#### Exercise description:
Every line in the entries that holds the word "JSON" counts toward the answer, which should be a single number.

#### Data shown:
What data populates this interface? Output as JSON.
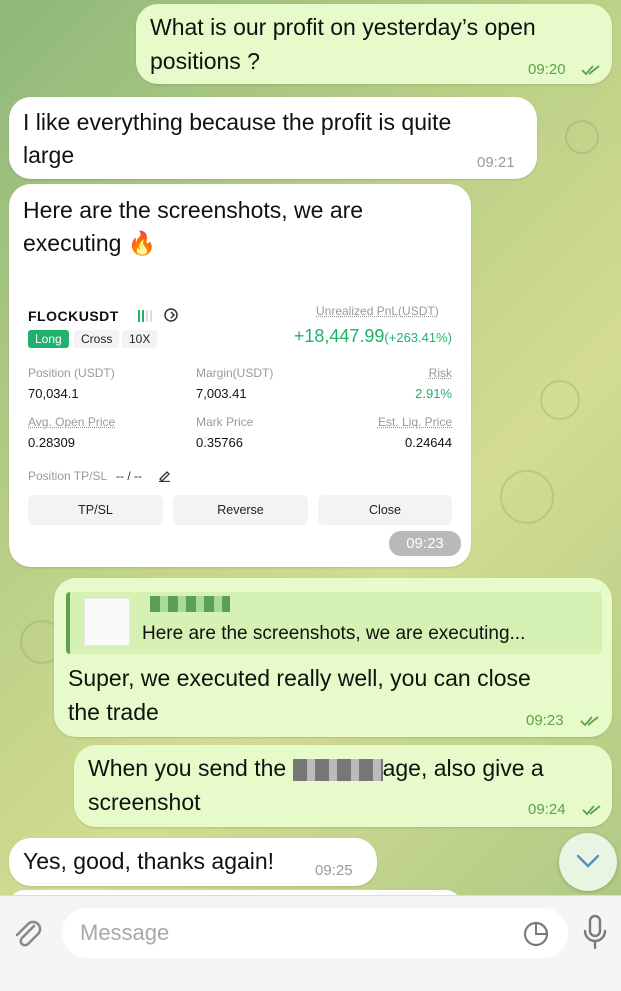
{
  "messages": {
    "m1": {
      "text_line1": "What is our profit on yesterday’s open",
      "text_line2": "positions ?",
      "time": "09:20"
    },
    "m2": {
      "text_line1": "I like everything because the profit is quite",
      "text_line2": "large",
      "time": "09:21"
    },
    "m3": {
      "text_line1": "Here are the screenshots, we are",
      "text_line2": "executing",
      "emoji": "🔥",
      "time": "09:23"
    },
    "m4": {
      "reply_quote": "Here are the screenshots, we are executing...",
      "text_line1": "Super, we executed really well, you can close",
      "text_line2": "the trade",
      "time": "09:23"
    },
    "m5": {
      "text_line1_a": "When you send the",
      "text_line1_b": "age, also give a",
      "text_line2": "screenshot",
      "time": "09:24"
    },
    "m6": {
      "text": "Yes, good, thanks again!",
      "time": "09:25"
    }
  },
  "trade_card": {
    "symbol": "FLOCKUSDT",
    "side": "Long",
    "mode": "Cross",
    "leverage": "10X",
    "pnl_label": "Unrealized PnL(USDT)",
    "pnl_value": "+18,447.99",
    "pnl_pct": "(+263.41%)",
    "position_label": "Position (USDT)",
    "position_value": "70,034.1",
    "margin_label": "Margin(USDT)",
    "margin_value": "7,003.41",
    "risk_label": "Risk",
    "risk_value": "2.91%",
    "avg_label": "Avg. Open Price",
    "avg_value": "0.28309",
    "mark_label": "Mark Price",
    "mark_value": "0.35766",
    "liq_label": "Est. Liq. Price",
    "liq_value": "0.24644",
    "tpsl_label": "Position TP/SL",
    "tpsl_value": "-- / --",
    "btn_tpsl": "TP/SL",
    "btn_reverse": "Reverse",
    "btn_close": "Close"
  },
  "input": {
    "placeholder": "Message"
  },
  "colors": {
    "outgoing": "#e6fbc9",
    "incoming": "#ffffff",
    "accent": "#5fa24b",
    "pnl_green": "#20b26c",
    "long_tag": "#20b26c"
  },
  "icons": [
    "attach-icon",
    "sticker-icon",
    "microphone-icon",
    "scroll-down-icon",
    "double-check-icon",
    "fire-emoji",
    "edit-icon",
    "share-icon"
  ]
}
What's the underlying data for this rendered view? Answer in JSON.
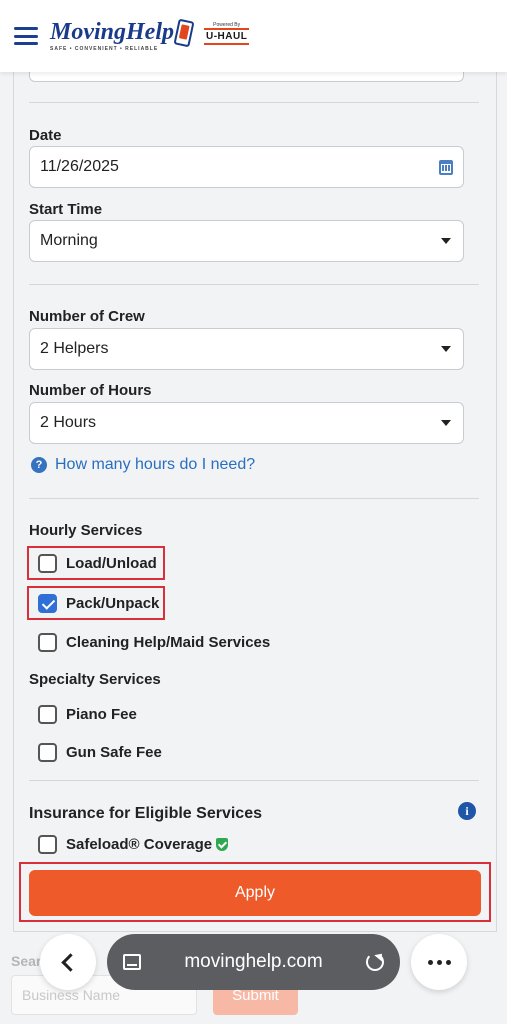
{
  "header": {
    "logo_word": "MovingHelp",
    "logo_tagline": "SAFE • CONVENIENT • RELIABLE",
    "powered_by": "Powered By",
    "uhaul": "U-HAUL"
  },
  "form": {
    "date_label": "Date",
    "date_value": "11/26/2025",
    "start_time_label": "Start Time",
    "start_time_value": "Morning",
    "crew_label": "Number of Crew",
    "crew_value": "2 Helpers",
    "hours_label": "Number of Hours",
    "hours_value": "2 Hours",
    "help_link": "How many hours do I need?",
    "hourly_services_label": "Hourly Services",
    "hourly_services": [
      {
        "label": "Load/Unload",
        "checked": false
      },
      {
        "label": "Pack/Unpack",
        "checked": true
      },
      {
        "label": "Cleaning Help/Maid Services",
        "checked": false
      }
    ],
    "specialty_services_label": "Specialty Services",
    "specialty_services": [
      {
        "label": "Piano Fee",
        "checked": false
      },
      {
        "label": "Gun Safe Fee",
        "checked": false
      }
    ],
    "insurance_label": "Insurance for Eligible Services",
    "insurance_option": {
      "label": "Safeload® Coverage",
      "checked": false
    },
    "apply_label": "Apply"
  },
  "background": {
    "search_text": "Sear",
    "business_placeholder": "Business Name",
    "submit_label": "Submit"
  },
  "browser": {
    "url": "movinghelp.com"
  },
  "colors": {
    "brand_blue": "#1a3a8a",
    "apply_orange": "#ee5a2a",
    "highlight_red": "#d8303a",
    "link_blue": "#2a6fbf",
    "checkbox_blue": "#2f6fd6"
  }
}
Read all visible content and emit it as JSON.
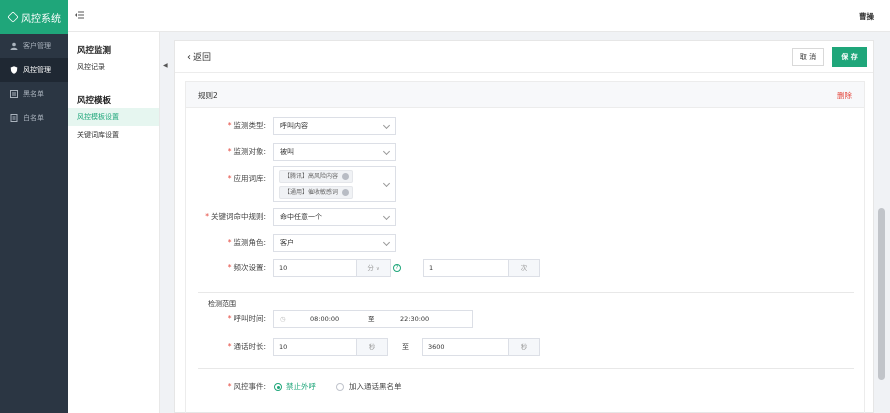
{
  "app": {
    "title": "风控系统"
  },
  "header": {
    "username": "曹操"
  },
  "sidebar": {
    "items": [
      {
        "label": "客户管理",
        "icon": "user-icon",
        "active": false
      },
      {
        "label": "风控管理",
        "icon": "shield-icon",
        "active": true
      },
      {
        "label": "黑名单",
        "icon": "list-icon",
        "active": false
      },
      {
        "label": "白名单",
        "icon": "document-icon",
        "active": false
      }
    ]
  },
  "subnav": {
    "groups": [
      {
        "title": "风控监测",
        "links": [
          {
            "label": "风控记录"
          }
        ]
      },
      {
        "title": "风控模板",
        "links": [
          {
            "label": "风控模板设置",
            "active": true
          },
          {
            "label": "关键词库设置"
          }
        ]
      }
    ]
  },
  "main": {
    "back_label": "返回",
    "cancel_label": "取 消",
    "save_label": "保 存"
  },
  "rule": {
    "title": "规则2",
    "delete_label": "删除",
    "monitor_type": {
      "label": "监测类型:",
      "value": "呼叫内容"
    },
    "monitor_target": {
      "label": "监测对象:",
      "value": "被叫"
    },
    "lexicon": {
      "label": "应用词库:",
      "tags": [
        "【腾讯】高风险内容",
        "【通用】催收敏感词"
      ]
    },
    "keyword_rule": {
      "label": "关键词命中规则:",
      "value": "命中任意一个"
    },
    "monitor_role": {
      "label": "监测角色:",
      "value": "客户"
    },
    "frequency": {
      "label": "频次设置:",
      "value": "10",
      "unit": "分",
      "count": "1",
      "count_unit": "次",
      "help": "?"
    },
    "scope_title": "检测范围",
    "call_time": {
      "label": "呼叫时间:",
      "start": "08:00:00",
      "sep": "至",
      "end": "22:30:00"
    },
    "duration": {
      "label": "通话时长:",
      "min": "10",
      "min_unit": "秒",
      "sep": "至",
      "max": "3600",
      "max_unit": "秒"
    },
    "event": {
      "label": "风控事件:",
      "options": [
        {
          "label": "禁止外呼",
          "checked": true
        },
        {
          "label": "加入通话黑名单",
          "checked": false
        }
      ]
    }
  },
  "colors": {
    "accent": "#1fa67a",
    "danger": "#e4473d",
    "sidebar": "#2b3643"
  }
}
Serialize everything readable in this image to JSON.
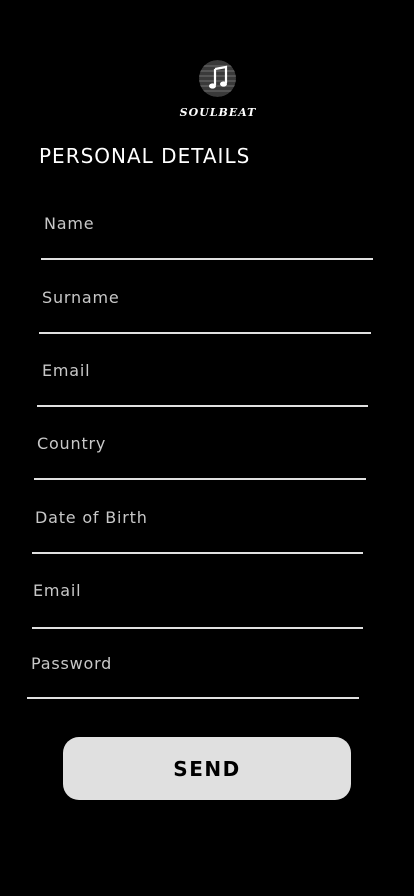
{
  "brand": {
    "logo_icon": "music-note-icon",
    "name": "SOULBEAT"
  },
  "page": {
    "title": "PERSONAL DETAILS"
  },
  "form": {
    "fields": [
      {
        "label": "Name"
      },
      {
        "label": "Surname"
      },
      {
        "label": "Email"
      },
      {
        "label": "Country"
      },
      {
        "label": "Date of Birth"
      },
      {
        "label": "Email"
      },
      {
        "label": "Password"
      }
    ],
    "send_label": "SEND"
  },
  "colors": {
    "background": "#000000",
    "text": "#ffffff",
    "label": "#c8c8c8",
    "underline": "#e0e0e0",
    "button": "#e0e0e0",
    "button_text": "#000000"
  }
}
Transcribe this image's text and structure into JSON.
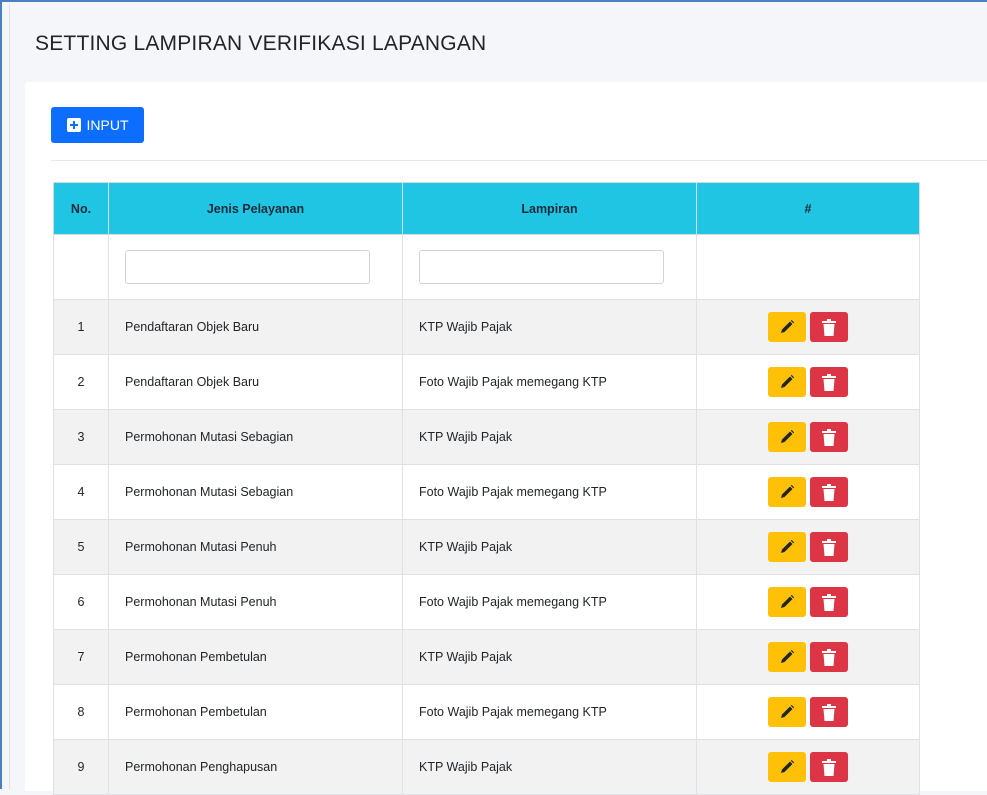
{
  "page": {
    "title": "SETTING LAMPIRAN VERIFIKASI LAPANGAN"
  },
  "toolbar": {
    "input_label": "INPUT",
    "input_icon": "plus-square-icon"
  },
  "colors": {
    "header_bg": "#20c5e3",
    "primary": "#0d6efd",
    "edit": "#ffc107",
    "delete": "#dc3545"
  },
  "table": {
    "headers": {
      "no": "No.",
      "jenis": "Jenis Pelayanan",
      "lampiran": "Lampiran",
      "actions": "#"
    },
    "filters": {
      "jenis": "",
      "lampiran": ""
    },
    "rows": [
      {
        "no": "1",
        "jenis": "Pendaftaran Objek Baru",
        "lampiran": "KTP Wajib Pajak"
      },
      {
        "no": "2",
        "jenis": "Pendaftaran Objek Baru",
        "lampiran": "Foto Wajib Pajak memegang KTP"
      },
      {
        "no": "3",
        "jenis": "Permohonan Mutasi Sebagian",
        "lampiran": "KTP Wajib Pajak"
      },
      {
        "no": "4",
        "jenis": "Permohonan Mutasi Sebagian",
        "lampiran": "Foto Wajib Pajak memegang KTP"
      },
      {
        "no": "5",
        "jenis": "Permohonan Mutasi Penuh",
        "lampiran": "KTP Wajib Pajak"
      },
      {
        "no": "6",
        "jenis": "Permohonan Mutasi Penuh",
        "lampiran": "Foto Wajib Pajak memegang KTP"
      },
      {
        "no": "7",
        "jenis": "Permohonan Pembetulan",
        "lampiran": "KTP Wajib Pajak"
      },
      {
        "no": "8",
        "jenis": "Permohonan Pembetulan",
        "lampiran": "Foto Wajib Pajak memegang KTP"
      },
      {
        "no": "9",
        "jenis": "Permohonan Penghapusan",
        "lampiran": "KTP Wajib Pajak"
      }
    ]
  }
}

#### Solution for this exercise:
5